I will try to answer that question in a later post. But for now, I would like you to notice something very interesting in this lament from the servant of the Lord. The Hebrew word for “nothing” in Isaiah 49:4 is used quite a lot in one other book in the Old Testament. It is the word hevel, the word which the NIV consistently translates as “meaningless” in the book of Ecclesiastes. The “Teacher” starts off by saying, “Meaningless! Meaningless! Utterly meaningless! Everything is meaningless.” (Eccl 1:2). Over and over again, he declares everything to be meaningless. This is a very pessimistic statement. In fact, the Teacher never lifts himself up out of his pessimism. When we come to the Teacher’s last words in the book, again he declares, “Meaningless! Meaningless! Everything is meaningless!” (Eccl 12:8). The Teacher never overcomes his pessimistic outlook on life under the sun. He, too, like the servant of the Lord, complains about the toil and labor in which he has been engaged: “What does man gain from all his labor at which he toils under the sun?” (Eccl 1:3). His answer is “nothing.” And by “toil,” the Teacher does not just mean physical labor, but emotional labor. He found the whole thing to be both physically and emotionally oppressive (Eccl 2:20).
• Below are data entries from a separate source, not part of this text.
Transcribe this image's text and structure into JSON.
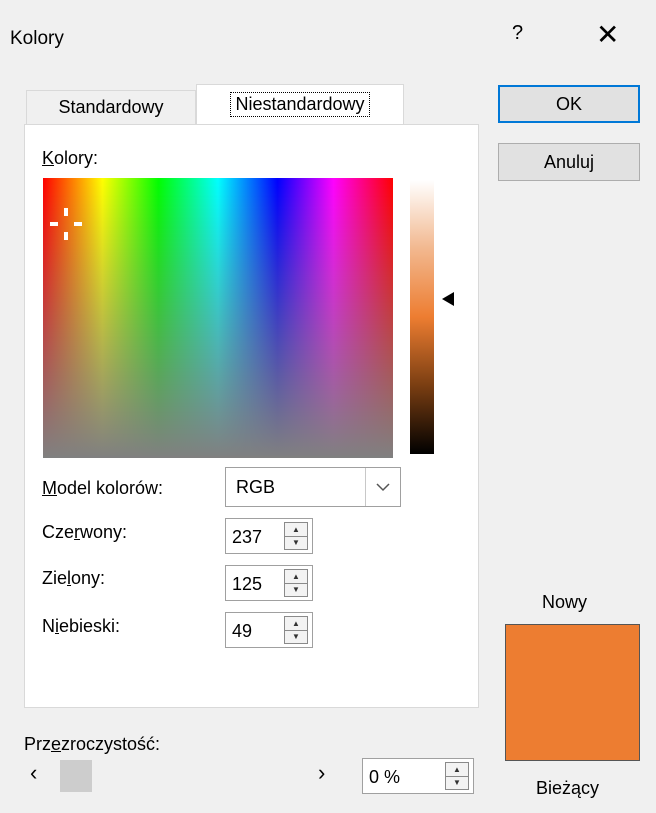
{
  "window": {
    "title": "Kolory",
    "help": "?",
    "close": "✕"
  },
  "tabs": {
    "standard": "Standardowy",
    "custom": "Niestandardowy"
  },
  "colors_label": {
    "prefix": "",
    "underlined": "K",
    "rest": "olory:"
  },
  "color_model": {
    "label_underlined": "M",
    "label_rest": "odel kolorów:",
    "value": "RGB"
  },
  "red": {
    "label_pre": "Cze",
    "label_u": "r",
    "label_post": "wony:",
    "value": "237"
  },
  "green": {
    "label_pre": "Zie",
    "label_u": "l",
    "label_post": "ony:",
    "value": "125"
  },
  "blue": {
    "label_pre": "N",
    "label_u": "i",
    "label_post": "ebieski:",
    "value": "49"
  },
  "transparency": {
    "label_pre": "Prz",
    "label_u": "e",
    "label_post": "zroczystość:",
    "value": "0 %"
  },
  "buttons": {
    "ok": "OK",
    "cancel": "Anuluj"
  },
  "preview": {
    "new_label": "Nowy",
    "current_label": "Bieżący",
    "color": "#ed7d31"
  },
  "icons": {
    "chevron": "chevron-down-icon",
    "left": "‹",
    "right": "›"
  }
}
But notice the great contrast. Whereas the Teacher complains about life’s meaningless, about all the labor he has had to exert with no return, and never rises above the despair, it is different with the servant of the Lord. Though he, too, complains about the hevel, the apparent “meaninglessness” of his labor, yet, after making this complaint in Isaiah 49:4, he immediately goes on to say, “Yet what is due me is in the LORD’s hand, and my reward is with my God.”
The Teacher in Ecclesiastes and the servant of the Lord in the servant songs in Isaiah both experience the meaninglessness of life, the feeling of failure and of labor expended with no result. They both faltered and were discouraged. But whereas the Teacher never lifts himself up out of his pessimism, the servant of the Lord comes to express his ultimate faith in the Lord who assigned him his mission. The servant of the Lord does indeed falter and experience discouragement, but he does not do so ultimately.
Jesus, too, faltered and was discouraged. He was fearful as he faced the prospect of going to the cross. He came to his own and his did not receive him. He was the stone that was rejected. He was betrayed by one of his followers, denied vehemently by another one of those followers, and abandoned by the rest. As he hung upon the cross, he felt as if he had been abandoned by his God. Nevertheless, with his dying breath he cried out, “Father, into your hands I commit my spirit.” Or, to put that another way, “Yet what is due me is in the LORD’s hand, and my reward is with my God.”
This is the faith of our Lord Jesus Christ. This is the faith of the servant of the Lord. This is the faith that accomplished our redemption.
Christ died our sins according to the Scriptures.
March 8, 2014